The problem:
The answer should be a single number: how many lines of the entries below hold the word "JSON".

##### Extracted material

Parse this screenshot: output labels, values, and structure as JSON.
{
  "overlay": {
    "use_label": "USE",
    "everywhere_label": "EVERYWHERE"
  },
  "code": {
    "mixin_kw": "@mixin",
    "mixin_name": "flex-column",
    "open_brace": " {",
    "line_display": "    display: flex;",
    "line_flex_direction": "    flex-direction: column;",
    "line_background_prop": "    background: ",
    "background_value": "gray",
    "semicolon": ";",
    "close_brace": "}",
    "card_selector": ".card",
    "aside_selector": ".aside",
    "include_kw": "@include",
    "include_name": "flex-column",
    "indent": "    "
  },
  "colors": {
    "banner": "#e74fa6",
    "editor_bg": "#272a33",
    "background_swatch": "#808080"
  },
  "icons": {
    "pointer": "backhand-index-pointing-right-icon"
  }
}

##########
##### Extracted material

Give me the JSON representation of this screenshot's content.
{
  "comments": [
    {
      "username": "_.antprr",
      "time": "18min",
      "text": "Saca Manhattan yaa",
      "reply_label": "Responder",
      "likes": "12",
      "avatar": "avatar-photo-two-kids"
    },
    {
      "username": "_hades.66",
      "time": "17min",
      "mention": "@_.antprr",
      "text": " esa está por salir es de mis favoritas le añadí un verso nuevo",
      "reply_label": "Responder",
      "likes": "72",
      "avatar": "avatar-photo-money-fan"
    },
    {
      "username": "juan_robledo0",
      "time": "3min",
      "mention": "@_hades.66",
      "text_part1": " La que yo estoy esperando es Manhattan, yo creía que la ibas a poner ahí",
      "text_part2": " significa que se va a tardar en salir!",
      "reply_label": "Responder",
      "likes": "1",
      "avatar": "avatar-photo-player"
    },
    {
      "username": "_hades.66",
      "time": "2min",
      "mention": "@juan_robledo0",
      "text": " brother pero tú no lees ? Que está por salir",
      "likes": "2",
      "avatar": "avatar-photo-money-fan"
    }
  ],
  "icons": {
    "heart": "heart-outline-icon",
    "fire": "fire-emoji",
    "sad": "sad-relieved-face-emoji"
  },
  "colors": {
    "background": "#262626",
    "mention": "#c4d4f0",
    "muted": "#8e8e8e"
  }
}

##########
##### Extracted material

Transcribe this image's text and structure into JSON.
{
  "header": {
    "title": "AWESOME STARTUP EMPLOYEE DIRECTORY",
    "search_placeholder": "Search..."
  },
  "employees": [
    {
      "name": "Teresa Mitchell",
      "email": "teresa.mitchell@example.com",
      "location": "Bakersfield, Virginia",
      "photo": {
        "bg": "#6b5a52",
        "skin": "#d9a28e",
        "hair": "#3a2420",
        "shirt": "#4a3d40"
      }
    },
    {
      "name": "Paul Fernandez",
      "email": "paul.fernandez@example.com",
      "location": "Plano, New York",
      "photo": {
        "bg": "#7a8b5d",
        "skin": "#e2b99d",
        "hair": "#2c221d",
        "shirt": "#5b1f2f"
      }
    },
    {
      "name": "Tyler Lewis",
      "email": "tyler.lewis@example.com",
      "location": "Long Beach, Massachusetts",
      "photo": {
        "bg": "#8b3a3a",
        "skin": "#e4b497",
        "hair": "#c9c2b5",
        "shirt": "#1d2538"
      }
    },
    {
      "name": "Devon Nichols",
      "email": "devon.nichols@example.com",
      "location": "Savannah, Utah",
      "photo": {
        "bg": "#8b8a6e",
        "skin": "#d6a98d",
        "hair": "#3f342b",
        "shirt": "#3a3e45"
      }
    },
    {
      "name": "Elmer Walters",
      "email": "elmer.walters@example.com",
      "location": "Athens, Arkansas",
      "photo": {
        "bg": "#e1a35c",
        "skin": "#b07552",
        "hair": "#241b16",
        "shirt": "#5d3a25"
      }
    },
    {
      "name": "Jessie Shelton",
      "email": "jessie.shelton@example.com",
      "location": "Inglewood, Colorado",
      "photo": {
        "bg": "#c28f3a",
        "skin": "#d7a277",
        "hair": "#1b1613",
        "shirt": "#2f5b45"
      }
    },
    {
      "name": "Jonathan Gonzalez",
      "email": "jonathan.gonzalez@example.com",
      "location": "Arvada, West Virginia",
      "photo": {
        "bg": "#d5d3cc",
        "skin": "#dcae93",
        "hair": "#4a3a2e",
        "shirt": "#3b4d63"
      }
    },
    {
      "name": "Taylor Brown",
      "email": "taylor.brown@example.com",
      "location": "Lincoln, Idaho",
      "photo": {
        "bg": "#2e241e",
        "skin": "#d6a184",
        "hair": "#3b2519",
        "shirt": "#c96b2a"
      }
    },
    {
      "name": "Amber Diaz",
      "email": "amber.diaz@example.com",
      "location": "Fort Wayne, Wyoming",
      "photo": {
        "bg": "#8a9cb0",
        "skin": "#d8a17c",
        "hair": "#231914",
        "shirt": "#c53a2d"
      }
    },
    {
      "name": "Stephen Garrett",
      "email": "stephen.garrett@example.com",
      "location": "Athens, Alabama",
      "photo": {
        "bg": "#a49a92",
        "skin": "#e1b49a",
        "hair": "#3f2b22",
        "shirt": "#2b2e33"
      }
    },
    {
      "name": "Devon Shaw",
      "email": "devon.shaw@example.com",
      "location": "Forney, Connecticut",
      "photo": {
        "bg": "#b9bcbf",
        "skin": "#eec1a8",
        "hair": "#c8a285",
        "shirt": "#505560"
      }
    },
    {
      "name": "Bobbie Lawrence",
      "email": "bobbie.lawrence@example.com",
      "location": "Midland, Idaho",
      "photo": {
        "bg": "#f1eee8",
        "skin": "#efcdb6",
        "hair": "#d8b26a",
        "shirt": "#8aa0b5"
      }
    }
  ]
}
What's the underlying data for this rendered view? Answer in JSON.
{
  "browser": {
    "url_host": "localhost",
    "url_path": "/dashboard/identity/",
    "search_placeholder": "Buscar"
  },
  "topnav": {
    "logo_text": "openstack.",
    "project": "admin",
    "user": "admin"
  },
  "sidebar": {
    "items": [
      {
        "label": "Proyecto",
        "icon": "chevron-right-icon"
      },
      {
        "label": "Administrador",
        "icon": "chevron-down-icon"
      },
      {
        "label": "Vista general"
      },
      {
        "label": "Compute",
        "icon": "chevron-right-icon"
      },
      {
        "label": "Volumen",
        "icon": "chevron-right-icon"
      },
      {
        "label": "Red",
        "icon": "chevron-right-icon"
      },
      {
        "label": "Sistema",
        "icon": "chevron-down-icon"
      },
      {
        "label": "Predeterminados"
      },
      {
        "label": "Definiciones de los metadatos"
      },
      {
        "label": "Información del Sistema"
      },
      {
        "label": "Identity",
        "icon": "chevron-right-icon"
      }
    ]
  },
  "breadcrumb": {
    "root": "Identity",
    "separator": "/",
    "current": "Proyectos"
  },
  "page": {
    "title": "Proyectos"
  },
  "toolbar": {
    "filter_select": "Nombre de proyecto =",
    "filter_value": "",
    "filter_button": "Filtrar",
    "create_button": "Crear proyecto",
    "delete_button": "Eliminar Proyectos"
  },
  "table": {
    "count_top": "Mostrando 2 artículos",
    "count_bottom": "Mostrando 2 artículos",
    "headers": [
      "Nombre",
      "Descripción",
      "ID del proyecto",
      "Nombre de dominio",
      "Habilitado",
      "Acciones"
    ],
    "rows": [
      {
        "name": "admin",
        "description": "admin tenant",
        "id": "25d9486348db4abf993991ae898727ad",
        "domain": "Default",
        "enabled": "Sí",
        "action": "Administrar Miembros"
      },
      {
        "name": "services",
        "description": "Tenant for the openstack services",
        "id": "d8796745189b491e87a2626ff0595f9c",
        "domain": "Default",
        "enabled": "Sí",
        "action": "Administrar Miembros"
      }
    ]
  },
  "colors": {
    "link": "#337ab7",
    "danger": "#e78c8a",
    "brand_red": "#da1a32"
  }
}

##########

Task result:
4